The deeply personal narratives and distinct figures of his late work have, despite their initial rejection by the public, had the strongest influence among younger artists. The sculptor Robert Arneson has taken Guston’s figures and transformed them into three-dimensional forms, in homage to the artist. The paint colors Guston typically used have become a powerful component of his legacy as well. Contemporary painter Jonas Wood, who will often paint portraits of his heroes (usually athletes), created this imaginary portrait of Guston wearing a shirt patterned with the quintessential hues from his own paintings.

Jonas Wood, P. Guston, 2006, Collection of Tim Blum.

I read recently that there are paintings of Guston's in which the surface has been so thickly worked up with paint, that they still have not dried completely, which begs the question: If the paint is still wet, is the piece finished? In a way, I love the implication that maybe it isn't. Although there is a limit to the work that these artists have created in their lifetime, there is no limit to the reach of their influence into future generations. In Guston's lifelong search for the perfect marriage between truth and beauty in his painting, I like to think that at least some of those pieces remain unfinished.

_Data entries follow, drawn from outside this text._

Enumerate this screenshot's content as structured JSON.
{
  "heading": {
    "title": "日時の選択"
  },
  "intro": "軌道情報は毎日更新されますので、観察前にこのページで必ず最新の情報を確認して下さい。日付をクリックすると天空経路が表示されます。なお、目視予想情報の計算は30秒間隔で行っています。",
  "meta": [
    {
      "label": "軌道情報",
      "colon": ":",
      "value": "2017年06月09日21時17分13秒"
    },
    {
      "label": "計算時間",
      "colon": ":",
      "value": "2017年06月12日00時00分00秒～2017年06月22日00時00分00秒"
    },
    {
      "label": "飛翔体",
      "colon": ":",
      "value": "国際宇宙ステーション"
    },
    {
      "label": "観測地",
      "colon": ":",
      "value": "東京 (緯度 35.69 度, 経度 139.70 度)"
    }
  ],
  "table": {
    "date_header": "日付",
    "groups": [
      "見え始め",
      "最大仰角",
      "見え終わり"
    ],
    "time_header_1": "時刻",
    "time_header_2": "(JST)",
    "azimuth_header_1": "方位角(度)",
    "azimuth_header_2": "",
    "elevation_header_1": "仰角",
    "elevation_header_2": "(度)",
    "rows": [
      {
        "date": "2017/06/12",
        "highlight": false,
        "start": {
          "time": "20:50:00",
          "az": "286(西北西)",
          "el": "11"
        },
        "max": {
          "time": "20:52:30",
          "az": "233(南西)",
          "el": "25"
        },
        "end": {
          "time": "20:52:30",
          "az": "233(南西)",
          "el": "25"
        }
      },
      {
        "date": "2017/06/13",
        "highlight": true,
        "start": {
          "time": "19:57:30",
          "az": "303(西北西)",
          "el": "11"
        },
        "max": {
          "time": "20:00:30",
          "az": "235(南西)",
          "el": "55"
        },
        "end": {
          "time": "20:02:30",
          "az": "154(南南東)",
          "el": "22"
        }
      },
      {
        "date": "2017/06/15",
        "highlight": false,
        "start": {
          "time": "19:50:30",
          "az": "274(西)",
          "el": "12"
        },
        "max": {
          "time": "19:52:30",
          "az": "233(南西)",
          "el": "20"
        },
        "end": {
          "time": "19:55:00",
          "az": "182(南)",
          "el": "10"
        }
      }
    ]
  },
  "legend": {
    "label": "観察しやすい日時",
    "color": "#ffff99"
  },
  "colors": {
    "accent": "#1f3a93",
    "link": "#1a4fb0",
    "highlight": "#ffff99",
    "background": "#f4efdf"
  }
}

Nadiah Fellah is a curatorial assistant at the San Francisco Museum of Modern Art (SFMOMA).